After “reading” three sides of Chinese characters, I took it out of the box to look at it and decided it was a basic tea pot.  It would do the job of holding water and even possibly double as a beaker for Jesse’s science experiment.  See the nice pictures that show things like don’t put it in the freezer, but its okay in the refrigerator?

When I got it home, the kids were helping me put things away and Jesse said, “Did you read these directions, Mom?  It says you can’t put a fire under it.”  I exclaimed that it couldn’t be so and showed him the nice picture.  He showed me the English translation on the fourth side of the box.  Ah, good, you say, clarification!  Not so fast.  Let me show you the English translation.  I suggest you read it aloud for the full effect.

teapot instructions
Greg suggested that maybe if we read every other word… nope.  He’s still working on the code.  He really wants to figure out how it collects time, as well as how to utilize it winning capabilities.
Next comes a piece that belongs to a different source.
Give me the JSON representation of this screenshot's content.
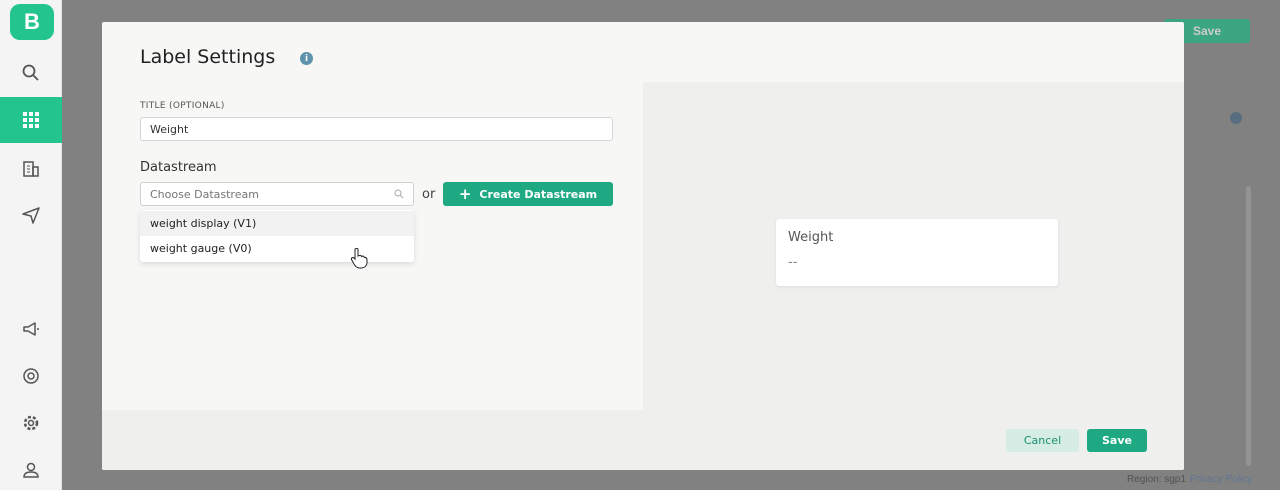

But its a cute tea pot and I think we’ll be able to use it.  We’ll probably rest it inside of the wok over a burner.  Kind of like the hot pad in the pictures, even if I’m not really sure  what the pictures mean.  It only cost about $10.  Now, I need to find Jesse a glass thermometer for the experiment.  I have already determined that the pharmacy only sells electronic ones.  Can’t immerse those.  Maybe the cooking store, Greg says.  All I need is a simple thermometer.